In the data, find the word "JSON" and copy out every line that has it.

• **Element data from apps and pages**
********************
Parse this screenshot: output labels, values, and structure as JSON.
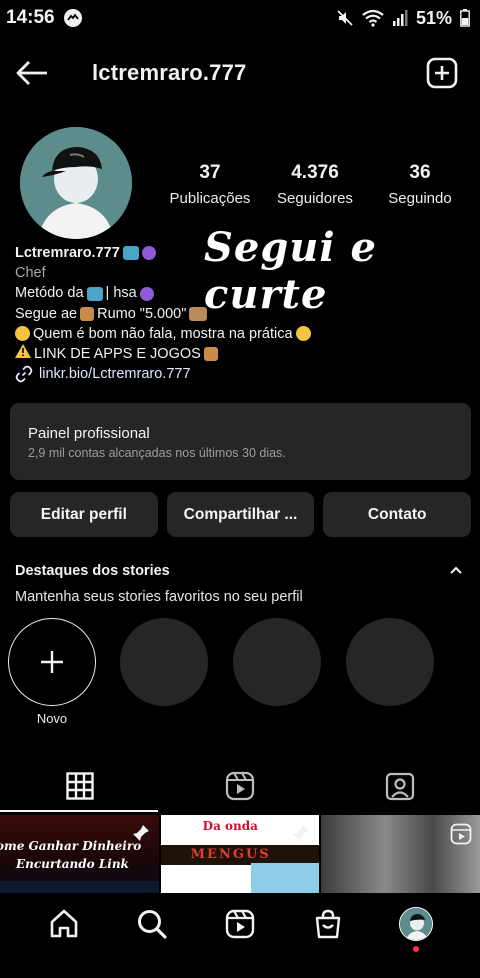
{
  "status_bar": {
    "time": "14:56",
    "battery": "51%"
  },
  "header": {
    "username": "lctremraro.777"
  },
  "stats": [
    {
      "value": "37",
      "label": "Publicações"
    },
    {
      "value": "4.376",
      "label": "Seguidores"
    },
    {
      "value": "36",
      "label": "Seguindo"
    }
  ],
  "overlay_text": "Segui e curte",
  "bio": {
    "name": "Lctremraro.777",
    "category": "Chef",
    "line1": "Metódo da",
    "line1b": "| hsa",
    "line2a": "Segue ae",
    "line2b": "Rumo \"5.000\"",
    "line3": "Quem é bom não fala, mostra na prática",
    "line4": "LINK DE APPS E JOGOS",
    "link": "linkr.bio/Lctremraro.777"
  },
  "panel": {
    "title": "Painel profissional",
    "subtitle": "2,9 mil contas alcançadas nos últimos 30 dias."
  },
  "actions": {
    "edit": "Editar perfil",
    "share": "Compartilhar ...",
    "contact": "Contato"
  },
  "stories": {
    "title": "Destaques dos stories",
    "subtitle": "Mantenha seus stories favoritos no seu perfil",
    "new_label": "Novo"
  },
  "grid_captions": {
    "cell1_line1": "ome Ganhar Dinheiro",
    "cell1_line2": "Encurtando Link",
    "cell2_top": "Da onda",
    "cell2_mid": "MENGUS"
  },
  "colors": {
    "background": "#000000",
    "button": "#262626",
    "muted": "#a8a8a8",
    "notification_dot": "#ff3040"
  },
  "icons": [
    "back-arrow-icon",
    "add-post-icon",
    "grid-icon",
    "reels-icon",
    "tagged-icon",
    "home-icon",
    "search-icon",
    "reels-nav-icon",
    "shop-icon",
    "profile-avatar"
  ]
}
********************
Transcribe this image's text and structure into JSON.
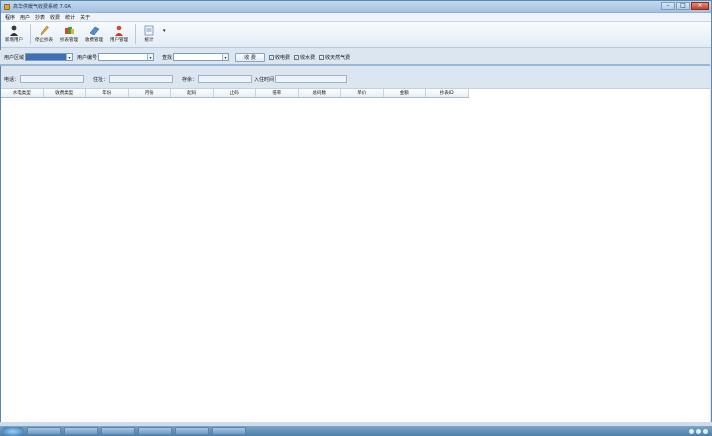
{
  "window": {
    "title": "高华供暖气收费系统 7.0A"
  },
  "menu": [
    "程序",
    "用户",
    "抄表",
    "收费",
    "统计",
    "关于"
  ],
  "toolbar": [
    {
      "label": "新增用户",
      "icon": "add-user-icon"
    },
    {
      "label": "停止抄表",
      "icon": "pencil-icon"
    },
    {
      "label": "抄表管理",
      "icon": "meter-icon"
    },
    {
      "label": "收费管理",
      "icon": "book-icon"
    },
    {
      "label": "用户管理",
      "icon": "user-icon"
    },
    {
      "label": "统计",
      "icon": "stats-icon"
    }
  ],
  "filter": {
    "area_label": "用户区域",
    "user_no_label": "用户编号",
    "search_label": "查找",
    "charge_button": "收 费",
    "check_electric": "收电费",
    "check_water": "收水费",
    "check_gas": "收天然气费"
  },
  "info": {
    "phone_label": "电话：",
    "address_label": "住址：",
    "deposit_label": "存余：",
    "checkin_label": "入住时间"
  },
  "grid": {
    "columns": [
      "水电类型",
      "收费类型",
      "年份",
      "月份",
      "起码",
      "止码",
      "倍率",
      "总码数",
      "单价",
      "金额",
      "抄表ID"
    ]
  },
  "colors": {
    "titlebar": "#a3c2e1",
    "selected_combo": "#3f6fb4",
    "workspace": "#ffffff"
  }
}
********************
• **Solution below**
Parse this screenshot: output labels, values, and structure as JSON.
Transcribe this image's text and structure into JSON.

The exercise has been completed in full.